Data supplied section start
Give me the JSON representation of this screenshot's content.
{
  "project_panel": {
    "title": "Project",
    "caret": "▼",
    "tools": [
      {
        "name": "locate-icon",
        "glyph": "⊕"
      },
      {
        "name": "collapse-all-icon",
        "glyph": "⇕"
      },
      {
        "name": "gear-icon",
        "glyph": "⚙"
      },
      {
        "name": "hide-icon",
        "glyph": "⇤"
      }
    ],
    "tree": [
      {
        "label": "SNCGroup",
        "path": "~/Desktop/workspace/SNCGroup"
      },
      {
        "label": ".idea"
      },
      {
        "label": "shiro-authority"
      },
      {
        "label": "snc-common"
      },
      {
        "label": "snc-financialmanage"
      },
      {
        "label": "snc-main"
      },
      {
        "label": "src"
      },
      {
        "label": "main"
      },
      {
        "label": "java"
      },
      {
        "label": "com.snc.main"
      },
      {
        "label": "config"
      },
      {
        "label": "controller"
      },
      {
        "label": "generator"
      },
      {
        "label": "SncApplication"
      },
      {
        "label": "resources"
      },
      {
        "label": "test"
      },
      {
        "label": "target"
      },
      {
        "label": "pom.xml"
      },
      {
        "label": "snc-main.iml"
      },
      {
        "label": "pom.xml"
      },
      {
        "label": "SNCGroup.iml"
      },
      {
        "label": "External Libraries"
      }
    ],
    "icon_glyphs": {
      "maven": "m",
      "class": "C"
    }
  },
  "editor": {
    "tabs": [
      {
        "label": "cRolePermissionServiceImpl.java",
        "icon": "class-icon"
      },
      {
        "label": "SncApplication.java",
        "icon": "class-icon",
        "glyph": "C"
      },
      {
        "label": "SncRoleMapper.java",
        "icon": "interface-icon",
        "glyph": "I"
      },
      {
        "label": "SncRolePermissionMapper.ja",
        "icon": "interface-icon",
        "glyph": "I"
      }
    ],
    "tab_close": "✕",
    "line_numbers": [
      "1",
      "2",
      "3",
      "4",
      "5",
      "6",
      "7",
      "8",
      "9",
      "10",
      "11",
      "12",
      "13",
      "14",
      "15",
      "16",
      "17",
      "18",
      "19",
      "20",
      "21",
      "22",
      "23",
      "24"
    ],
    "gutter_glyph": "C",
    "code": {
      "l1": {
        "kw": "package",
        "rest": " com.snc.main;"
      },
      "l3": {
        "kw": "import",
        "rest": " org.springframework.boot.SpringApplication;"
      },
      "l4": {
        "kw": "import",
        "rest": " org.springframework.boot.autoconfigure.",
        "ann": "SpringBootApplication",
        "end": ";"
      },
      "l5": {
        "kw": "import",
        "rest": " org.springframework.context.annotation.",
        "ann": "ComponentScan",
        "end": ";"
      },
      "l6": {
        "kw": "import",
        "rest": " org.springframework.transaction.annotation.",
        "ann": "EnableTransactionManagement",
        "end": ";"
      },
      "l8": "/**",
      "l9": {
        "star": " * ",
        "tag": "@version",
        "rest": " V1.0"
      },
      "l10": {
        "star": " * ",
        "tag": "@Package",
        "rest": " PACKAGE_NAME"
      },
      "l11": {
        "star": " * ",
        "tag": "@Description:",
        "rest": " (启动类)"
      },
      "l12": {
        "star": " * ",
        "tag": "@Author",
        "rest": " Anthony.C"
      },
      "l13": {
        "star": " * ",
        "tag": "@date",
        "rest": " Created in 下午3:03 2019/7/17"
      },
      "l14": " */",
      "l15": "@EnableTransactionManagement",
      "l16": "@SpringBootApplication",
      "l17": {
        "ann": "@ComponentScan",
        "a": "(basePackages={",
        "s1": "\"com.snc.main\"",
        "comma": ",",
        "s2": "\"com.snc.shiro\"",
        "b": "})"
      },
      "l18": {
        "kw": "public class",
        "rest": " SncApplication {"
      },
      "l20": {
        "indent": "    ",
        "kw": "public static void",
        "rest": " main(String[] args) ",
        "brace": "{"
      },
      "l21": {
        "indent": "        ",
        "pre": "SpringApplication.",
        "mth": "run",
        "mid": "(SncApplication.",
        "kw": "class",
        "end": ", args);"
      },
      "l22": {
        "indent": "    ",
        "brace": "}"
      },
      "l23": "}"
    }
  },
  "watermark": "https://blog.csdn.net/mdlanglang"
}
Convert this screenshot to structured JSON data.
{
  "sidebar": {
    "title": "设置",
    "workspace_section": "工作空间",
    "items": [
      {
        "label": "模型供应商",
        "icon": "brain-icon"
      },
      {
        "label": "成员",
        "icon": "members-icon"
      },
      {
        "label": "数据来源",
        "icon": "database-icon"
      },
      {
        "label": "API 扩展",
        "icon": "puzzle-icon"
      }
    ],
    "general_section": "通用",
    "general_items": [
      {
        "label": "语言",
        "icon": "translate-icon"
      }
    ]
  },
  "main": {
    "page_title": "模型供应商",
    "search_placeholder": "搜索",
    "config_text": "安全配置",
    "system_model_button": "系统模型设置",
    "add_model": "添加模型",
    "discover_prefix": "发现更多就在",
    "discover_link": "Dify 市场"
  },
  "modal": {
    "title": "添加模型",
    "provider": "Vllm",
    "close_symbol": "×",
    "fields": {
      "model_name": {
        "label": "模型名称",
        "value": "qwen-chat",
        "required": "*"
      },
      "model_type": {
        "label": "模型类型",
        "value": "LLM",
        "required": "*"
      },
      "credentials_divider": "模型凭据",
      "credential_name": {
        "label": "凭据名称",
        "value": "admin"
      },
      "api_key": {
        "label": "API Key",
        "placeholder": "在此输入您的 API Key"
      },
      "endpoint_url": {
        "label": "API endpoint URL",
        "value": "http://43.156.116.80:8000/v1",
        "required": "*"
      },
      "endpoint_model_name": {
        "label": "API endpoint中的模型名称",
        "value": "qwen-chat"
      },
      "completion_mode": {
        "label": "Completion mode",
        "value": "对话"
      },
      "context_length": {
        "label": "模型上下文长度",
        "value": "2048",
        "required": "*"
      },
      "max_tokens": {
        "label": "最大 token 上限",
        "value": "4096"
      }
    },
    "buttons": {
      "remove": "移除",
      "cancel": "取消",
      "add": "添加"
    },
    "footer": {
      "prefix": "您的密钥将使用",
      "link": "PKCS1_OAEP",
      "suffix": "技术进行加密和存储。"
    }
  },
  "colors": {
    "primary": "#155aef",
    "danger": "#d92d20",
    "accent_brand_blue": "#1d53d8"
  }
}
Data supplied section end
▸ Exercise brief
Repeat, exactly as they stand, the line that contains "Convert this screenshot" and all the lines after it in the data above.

▸ Result of this task
Convert this screenshot to structured JSON data.
{
  "sidebar": {
    "title": "设置",
    "workspace_section": "工作空间",
    "items": [
      {
        "label": "模型供应商",
        "icon": "brain-icon"
      },
      {
        "label": "成员",
        "icon": "members-icon"
      },
      {
        "label": "数据来源",
        "icon": "database-icon"
      },
      {
        "label": "API 扩展",
        "icon": "puzzle-icon"
      }
    ],
    "general_section": "通用",
    "general_items": [
      {
        "label": "语言",
        "icon": "translate-icon"
      }
    ]
  },
  "main": {
    "page_title": "模型供应商",
    "search_placeholder": "搜索",
    "config_text": "安全配置",
    "system_model_button": "系统模型设置",
    "add_model": "添加模型",
    "discover_prefix": "发现更多就在",
    "discover_link": "Dify 市场"
  },
  "modal": {
    "title": "添加模型",
    "provider": "Vllm",
    "close_symbol": "×",
    "fields": {
      "model_name": {
        "label": "模型名称",
        "value": "qwen-chat",
        "required": "*"
      },
      "model_type": {
        "label": "模型类型",
        "value": "LLM",
        "required": "*"
      },
      "credentials_divider": "模型凭据",
      "credential_name": {
        "label": "凭据名称",
        "value": "admin"
      },
      "api_key": {
        "label": "API Key",
        "placeholder": "在此输入您的 API Key"
      },
      "endpoint_url": {
        "label": "API endpoint URL",
        "value": "http://43.156.116.80:8000/v1",
        "required": "*"
      },
      "endpoint_model_name": {
        "label": "API endpoint中的模型名称",
        "value": "qwen-chat"
      },
      "completion_mode": {
        "label": "Completion mode",
        "value": "对话"
      },
      "context_length": {
        "label": "模型上下文长度",
        "value": "2048",
        "required": "*"
      },
      "max_tokens": {
        "label": "最大 token 上限",
        "value": "4096"
      }
    },
    "buttons": {
      "remove": "移除",
      "cancel": "取消",
      "add": "添加"
    },
    "footer": {
      "prefix": "您的密钥将使用",
      "link": "PKCS1_OAEP",
      "suffix": "技术进行加密和存储。"
    }
  },
  "colors": {
    "primary": "#155aef",
    "danger": "#d92d20",
    "accent_brand_blue": "#1d53d8"
  }
}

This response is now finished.